* _DATA SUPPLIED_
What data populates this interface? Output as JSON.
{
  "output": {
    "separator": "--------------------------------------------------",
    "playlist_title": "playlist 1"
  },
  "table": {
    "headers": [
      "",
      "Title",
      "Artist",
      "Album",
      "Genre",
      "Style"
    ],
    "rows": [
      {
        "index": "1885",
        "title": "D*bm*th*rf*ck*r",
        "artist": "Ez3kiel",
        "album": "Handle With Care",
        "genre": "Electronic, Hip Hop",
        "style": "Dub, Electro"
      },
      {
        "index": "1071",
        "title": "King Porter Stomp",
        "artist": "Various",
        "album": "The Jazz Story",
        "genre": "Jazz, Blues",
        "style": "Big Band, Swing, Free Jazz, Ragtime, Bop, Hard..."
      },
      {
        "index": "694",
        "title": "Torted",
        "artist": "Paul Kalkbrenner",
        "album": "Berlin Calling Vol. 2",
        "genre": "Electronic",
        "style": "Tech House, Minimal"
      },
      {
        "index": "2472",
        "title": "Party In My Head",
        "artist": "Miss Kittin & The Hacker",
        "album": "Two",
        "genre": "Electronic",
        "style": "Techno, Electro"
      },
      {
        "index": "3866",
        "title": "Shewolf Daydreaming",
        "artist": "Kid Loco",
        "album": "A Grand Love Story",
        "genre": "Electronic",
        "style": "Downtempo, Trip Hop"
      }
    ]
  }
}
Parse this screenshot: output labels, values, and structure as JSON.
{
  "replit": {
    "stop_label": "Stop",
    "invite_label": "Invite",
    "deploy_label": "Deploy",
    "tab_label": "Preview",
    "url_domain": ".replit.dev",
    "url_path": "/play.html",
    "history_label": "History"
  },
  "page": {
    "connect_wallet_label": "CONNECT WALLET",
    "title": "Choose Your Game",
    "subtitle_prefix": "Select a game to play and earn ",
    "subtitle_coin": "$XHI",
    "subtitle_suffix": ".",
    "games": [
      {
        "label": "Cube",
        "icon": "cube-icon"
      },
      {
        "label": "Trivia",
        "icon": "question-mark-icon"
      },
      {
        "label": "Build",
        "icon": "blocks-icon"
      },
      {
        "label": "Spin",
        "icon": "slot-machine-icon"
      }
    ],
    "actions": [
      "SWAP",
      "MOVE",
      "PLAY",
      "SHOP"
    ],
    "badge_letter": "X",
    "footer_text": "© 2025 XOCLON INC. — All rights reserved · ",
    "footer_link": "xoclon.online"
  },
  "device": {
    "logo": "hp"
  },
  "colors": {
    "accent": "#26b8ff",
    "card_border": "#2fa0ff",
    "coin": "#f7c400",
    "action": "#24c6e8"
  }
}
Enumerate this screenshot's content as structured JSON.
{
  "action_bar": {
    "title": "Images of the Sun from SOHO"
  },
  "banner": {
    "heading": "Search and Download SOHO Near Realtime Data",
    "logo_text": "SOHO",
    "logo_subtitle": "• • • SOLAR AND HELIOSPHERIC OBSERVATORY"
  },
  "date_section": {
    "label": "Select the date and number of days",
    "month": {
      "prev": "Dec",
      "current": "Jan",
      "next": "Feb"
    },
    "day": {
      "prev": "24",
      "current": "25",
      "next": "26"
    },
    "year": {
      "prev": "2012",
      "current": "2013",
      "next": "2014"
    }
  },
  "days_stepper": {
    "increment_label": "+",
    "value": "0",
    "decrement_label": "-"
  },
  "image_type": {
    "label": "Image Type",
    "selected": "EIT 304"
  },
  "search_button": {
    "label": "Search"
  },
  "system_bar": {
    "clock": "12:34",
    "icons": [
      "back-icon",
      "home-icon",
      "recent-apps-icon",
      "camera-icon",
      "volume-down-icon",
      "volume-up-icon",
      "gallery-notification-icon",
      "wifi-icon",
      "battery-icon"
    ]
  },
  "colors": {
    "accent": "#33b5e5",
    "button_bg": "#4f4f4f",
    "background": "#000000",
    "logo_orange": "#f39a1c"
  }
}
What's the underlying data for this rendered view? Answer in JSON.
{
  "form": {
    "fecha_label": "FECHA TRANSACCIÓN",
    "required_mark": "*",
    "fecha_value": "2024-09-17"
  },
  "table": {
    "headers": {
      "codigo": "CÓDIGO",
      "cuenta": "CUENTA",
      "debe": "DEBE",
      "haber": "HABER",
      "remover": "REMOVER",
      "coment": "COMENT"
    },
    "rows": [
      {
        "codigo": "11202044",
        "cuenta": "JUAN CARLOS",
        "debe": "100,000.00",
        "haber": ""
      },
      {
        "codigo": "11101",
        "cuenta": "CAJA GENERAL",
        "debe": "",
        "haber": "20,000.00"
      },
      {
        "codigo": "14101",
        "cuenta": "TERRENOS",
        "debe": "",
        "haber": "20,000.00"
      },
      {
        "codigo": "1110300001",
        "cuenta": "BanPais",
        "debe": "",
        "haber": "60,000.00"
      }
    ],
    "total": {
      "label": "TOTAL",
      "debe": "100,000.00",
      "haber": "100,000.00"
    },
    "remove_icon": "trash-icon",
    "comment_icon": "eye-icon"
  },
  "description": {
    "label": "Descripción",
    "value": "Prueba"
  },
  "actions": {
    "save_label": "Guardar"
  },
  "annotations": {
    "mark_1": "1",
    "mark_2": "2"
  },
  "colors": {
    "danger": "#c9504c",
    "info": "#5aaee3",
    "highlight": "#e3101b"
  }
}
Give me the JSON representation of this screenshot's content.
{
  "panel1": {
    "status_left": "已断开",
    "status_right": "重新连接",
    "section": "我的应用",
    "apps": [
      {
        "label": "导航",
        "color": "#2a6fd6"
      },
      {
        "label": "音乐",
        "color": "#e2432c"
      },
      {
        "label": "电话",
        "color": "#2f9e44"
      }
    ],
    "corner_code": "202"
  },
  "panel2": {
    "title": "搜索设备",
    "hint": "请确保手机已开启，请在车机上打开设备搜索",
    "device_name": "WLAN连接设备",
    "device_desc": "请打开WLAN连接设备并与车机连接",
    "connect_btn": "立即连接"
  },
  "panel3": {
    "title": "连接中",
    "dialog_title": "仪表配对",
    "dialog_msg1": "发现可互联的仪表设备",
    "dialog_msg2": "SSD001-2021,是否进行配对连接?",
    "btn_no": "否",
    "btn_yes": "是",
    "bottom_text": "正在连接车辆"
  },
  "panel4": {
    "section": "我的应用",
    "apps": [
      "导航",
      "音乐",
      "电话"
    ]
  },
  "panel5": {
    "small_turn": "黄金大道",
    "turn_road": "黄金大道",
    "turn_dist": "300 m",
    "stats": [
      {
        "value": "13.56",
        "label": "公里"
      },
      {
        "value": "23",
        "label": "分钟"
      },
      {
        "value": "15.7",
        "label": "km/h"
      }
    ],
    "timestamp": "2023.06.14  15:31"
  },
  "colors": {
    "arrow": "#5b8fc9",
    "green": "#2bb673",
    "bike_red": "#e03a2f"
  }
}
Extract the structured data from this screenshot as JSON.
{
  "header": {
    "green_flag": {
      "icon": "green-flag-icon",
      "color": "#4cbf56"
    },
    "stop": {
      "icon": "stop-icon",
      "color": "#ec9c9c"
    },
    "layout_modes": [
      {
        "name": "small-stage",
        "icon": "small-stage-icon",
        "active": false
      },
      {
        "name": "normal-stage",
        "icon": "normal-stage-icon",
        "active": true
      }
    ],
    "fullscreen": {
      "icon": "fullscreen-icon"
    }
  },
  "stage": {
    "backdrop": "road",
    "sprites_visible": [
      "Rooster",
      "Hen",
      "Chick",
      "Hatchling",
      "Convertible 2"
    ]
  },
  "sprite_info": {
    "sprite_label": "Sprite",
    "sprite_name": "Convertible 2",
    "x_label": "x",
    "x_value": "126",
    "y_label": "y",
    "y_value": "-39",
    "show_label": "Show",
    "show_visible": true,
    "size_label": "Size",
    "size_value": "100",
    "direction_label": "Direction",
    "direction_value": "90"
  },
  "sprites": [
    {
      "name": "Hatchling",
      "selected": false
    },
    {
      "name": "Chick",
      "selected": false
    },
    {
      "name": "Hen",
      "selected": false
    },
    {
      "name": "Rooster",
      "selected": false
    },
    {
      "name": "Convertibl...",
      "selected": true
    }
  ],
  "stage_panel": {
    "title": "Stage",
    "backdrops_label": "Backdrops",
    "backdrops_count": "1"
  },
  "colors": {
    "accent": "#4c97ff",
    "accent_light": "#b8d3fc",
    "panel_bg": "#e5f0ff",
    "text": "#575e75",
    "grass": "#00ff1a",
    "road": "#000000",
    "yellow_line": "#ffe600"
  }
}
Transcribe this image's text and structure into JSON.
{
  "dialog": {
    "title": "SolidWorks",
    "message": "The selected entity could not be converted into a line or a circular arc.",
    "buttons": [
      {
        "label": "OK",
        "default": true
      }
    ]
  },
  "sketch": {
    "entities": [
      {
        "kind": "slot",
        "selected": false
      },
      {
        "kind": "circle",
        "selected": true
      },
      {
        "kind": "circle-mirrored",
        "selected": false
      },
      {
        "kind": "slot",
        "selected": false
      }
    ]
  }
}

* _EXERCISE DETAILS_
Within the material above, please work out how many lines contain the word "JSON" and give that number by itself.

* _REPLY TO THE TASK_
7